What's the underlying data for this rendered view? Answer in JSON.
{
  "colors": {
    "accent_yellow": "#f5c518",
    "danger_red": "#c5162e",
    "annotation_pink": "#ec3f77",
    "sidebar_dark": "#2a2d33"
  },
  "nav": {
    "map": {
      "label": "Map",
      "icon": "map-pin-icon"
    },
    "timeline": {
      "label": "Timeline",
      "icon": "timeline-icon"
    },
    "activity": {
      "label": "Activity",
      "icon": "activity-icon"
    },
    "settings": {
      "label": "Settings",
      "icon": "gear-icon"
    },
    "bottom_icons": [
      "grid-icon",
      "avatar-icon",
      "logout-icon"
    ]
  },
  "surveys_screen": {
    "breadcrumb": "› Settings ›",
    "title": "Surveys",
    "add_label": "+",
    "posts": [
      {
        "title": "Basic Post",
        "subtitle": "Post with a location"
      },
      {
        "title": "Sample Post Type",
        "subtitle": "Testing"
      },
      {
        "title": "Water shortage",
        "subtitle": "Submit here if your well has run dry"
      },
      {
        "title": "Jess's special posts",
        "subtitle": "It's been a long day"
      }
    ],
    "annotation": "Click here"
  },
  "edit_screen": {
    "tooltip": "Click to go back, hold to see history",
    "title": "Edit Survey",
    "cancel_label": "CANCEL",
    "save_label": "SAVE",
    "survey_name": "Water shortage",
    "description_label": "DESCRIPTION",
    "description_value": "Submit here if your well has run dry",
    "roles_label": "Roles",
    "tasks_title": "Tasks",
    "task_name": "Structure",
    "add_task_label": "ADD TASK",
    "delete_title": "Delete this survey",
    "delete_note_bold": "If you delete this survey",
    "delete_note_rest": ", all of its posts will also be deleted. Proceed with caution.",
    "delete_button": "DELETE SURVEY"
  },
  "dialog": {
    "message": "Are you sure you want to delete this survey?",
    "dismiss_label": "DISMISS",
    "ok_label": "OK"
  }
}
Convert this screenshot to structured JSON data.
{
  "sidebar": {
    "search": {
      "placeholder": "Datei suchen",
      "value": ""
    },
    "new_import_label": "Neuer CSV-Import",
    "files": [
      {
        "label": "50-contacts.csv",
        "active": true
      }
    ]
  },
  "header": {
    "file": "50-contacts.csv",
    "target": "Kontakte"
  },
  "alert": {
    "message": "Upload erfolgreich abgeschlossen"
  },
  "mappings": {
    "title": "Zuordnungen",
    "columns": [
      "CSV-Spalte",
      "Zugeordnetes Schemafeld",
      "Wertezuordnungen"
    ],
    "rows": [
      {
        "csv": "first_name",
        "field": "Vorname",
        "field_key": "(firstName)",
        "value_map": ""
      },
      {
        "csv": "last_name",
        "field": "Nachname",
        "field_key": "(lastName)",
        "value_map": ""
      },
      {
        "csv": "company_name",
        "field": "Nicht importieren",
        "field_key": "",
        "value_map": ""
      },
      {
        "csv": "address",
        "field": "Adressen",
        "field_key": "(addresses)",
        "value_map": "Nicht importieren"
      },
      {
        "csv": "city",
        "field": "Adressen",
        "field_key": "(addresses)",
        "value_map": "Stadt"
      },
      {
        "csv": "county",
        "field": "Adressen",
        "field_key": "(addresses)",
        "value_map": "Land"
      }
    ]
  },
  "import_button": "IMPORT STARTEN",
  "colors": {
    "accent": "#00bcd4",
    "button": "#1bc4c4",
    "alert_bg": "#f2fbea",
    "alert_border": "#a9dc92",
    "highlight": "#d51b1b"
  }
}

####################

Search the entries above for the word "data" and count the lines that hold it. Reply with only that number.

● ANSWER SPACE:
2